RECORD EXTRACTS:
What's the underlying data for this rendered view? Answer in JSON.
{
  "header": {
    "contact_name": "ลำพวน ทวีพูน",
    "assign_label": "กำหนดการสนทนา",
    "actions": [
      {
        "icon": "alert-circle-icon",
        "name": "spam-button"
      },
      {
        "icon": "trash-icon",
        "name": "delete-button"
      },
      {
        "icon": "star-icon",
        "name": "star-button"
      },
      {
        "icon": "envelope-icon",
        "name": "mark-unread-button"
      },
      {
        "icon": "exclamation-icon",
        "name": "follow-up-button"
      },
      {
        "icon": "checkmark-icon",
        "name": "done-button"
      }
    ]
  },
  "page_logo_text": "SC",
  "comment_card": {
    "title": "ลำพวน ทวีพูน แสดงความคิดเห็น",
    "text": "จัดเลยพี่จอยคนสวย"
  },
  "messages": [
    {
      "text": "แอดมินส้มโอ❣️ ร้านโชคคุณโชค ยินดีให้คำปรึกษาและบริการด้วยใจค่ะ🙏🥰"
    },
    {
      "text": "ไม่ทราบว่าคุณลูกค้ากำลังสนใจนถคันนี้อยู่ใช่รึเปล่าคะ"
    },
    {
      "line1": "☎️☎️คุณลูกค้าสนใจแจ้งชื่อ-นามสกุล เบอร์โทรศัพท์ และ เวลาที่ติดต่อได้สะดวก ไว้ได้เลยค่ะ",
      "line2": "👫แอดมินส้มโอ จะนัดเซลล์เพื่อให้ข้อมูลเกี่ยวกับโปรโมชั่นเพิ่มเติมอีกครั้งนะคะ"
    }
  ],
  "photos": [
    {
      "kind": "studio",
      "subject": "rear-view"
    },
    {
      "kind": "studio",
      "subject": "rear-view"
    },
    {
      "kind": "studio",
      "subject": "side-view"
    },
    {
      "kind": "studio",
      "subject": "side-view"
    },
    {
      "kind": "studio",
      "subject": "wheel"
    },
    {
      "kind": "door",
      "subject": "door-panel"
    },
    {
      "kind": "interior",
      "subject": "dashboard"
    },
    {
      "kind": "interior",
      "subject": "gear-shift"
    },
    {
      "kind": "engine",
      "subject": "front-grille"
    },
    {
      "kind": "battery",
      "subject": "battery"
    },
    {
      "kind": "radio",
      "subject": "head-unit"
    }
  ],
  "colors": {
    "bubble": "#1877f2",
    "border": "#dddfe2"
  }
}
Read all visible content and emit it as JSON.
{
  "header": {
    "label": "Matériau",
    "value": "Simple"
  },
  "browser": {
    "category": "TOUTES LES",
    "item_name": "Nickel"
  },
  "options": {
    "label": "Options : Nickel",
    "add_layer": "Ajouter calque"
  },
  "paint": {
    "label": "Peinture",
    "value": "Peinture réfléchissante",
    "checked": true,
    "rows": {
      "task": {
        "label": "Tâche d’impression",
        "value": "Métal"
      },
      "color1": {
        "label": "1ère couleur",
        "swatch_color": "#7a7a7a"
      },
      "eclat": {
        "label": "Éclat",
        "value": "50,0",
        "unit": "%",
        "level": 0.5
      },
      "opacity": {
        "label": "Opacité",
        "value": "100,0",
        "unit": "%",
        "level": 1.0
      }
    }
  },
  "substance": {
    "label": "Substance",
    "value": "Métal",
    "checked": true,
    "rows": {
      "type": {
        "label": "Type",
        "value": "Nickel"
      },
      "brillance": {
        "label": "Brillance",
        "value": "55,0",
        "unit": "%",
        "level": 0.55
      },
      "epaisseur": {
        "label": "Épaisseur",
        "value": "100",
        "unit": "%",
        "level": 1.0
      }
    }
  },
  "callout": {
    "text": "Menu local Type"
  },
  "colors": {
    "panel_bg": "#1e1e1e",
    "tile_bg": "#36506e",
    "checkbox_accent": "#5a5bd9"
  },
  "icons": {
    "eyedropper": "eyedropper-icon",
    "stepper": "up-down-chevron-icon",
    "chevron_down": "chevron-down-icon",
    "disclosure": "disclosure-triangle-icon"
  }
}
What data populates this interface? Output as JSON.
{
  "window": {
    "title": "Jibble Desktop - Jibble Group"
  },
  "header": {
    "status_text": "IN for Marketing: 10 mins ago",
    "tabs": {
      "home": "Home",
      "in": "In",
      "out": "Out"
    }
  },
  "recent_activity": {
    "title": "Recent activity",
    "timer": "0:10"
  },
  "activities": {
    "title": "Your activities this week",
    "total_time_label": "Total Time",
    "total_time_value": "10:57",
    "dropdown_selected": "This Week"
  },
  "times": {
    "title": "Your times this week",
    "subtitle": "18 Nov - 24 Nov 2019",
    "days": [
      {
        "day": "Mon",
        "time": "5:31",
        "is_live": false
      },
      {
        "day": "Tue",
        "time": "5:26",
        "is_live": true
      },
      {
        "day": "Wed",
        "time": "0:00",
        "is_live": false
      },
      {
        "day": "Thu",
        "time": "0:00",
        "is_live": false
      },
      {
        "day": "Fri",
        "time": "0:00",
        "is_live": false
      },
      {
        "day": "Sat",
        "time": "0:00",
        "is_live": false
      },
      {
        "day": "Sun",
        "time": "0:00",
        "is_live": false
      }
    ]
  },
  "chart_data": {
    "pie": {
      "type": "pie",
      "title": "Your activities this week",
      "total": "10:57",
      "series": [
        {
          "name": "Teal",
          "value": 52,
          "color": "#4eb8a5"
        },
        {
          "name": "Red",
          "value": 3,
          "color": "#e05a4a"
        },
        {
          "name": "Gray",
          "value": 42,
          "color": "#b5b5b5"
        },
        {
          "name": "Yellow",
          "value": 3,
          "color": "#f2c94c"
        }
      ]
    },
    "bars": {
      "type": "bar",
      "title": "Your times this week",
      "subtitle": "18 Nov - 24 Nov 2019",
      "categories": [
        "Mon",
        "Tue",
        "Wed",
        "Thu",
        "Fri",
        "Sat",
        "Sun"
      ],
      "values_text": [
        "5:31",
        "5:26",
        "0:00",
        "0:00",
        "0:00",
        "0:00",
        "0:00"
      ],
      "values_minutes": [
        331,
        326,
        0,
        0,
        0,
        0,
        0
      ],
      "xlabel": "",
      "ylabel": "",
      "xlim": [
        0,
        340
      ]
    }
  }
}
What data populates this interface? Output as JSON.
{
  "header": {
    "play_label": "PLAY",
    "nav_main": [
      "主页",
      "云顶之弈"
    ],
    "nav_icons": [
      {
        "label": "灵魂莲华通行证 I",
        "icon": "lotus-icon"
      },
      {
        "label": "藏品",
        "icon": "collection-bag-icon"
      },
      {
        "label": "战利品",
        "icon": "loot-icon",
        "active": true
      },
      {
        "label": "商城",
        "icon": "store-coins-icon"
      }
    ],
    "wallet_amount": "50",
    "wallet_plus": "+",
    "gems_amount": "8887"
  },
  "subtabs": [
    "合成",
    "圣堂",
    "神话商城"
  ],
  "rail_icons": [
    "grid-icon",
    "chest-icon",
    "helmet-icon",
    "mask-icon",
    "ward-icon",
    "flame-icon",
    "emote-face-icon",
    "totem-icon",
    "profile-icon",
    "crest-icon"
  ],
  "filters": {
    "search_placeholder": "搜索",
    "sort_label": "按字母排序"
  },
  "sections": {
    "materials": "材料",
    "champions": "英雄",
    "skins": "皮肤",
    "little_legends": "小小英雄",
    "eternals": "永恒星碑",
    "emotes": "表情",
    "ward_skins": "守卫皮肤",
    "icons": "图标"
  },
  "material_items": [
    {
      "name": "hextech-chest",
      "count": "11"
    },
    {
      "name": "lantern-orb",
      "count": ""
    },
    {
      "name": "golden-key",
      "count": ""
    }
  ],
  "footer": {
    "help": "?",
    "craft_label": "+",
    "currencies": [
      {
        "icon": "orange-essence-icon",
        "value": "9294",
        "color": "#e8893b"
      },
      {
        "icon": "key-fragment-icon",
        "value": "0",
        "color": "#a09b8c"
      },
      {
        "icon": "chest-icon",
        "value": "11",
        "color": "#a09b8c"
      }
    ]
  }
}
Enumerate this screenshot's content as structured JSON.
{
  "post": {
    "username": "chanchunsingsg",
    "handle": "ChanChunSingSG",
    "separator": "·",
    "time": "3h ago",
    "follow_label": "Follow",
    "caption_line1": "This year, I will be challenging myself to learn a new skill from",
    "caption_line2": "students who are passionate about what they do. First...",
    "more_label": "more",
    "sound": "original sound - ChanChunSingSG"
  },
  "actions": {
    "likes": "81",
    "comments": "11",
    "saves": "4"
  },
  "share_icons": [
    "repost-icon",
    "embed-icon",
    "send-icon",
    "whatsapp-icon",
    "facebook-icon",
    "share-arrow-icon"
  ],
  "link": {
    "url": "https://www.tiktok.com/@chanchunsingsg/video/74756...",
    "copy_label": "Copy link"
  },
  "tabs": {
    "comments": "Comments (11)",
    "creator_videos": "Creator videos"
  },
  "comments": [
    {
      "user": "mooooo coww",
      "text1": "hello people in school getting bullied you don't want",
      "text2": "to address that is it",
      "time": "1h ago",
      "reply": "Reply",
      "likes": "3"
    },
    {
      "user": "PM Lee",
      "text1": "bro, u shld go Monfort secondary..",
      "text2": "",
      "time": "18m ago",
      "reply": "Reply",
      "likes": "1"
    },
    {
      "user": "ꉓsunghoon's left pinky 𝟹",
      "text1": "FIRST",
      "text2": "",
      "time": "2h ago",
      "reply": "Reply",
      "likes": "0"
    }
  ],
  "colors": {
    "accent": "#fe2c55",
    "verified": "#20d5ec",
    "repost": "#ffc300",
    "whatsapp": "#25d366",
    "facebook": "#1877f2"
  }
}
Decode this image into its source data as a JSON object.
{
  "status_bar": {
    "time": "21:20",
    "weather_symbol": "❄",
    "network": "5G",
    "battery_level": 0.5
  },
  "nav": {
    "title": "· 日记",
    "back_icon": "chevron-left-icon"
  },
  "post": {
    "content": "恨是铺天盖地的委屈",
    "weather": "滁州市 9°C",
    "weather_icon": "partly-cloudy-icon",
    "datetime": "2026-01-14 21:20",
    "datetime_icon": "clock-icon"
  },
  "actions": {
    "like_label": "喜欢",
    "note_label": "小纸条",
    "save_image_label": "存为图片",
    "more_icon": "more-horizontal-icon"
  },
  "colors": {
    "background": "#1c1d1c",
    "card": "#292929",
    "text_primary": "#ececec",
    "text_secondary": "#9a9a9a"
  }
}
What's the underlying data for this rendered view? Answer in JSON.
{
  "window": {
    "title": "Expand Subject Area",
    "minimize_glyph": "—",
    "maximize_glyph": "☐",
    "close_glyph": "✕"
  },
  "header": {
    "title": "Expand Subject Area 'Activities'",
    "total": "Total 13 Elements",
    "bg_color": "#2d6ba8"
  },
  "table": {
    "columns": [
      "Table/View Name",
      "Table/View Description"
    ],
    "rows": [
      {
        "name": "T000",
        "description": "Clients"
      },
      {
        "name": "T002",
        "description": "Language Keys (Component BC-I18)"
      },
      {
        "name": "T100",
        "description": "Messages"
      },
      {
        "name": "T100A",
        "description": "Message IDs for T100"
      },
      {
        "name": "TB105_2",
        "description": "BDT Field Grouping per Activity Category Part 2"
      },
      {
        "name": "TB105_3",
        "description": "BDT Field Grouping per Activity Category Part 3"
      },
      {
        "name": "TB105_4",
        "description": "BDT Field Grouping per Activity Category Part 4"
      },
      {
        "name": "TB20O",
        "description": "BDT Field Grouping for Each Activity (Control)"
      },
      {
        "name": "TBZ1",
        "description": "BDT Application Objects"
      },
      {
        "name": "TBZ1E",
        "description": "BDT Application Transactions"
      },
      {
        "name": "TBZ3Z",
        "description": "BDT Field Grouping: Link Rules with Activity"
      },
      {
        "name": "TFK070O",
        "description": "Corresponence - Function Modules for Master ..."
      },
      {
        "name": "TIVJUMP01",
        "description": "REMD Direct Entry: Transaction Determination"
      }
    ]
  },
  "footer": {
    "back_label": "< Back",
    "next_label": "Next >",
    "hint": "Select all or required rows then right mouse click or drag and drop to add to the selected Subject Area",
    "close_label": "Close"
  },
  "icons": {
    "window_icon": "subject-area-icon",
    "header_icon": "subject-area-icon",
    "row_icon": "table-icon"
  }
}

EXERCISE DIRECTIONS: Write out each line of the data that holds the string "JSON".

EXERCISE OUTPUT:
What's the underlying data for this rendered view? Answer in JSON.
Read all visible content and emit it as JSON.
What data populates this interface? Output as JSON.
What data populates this interface? Output as JSON.
Enumerate this screenshot's content as structured JSON.
Decode this image into its source data as a JSON object.
What's the underlying data for this rendered view? Answer in JSON.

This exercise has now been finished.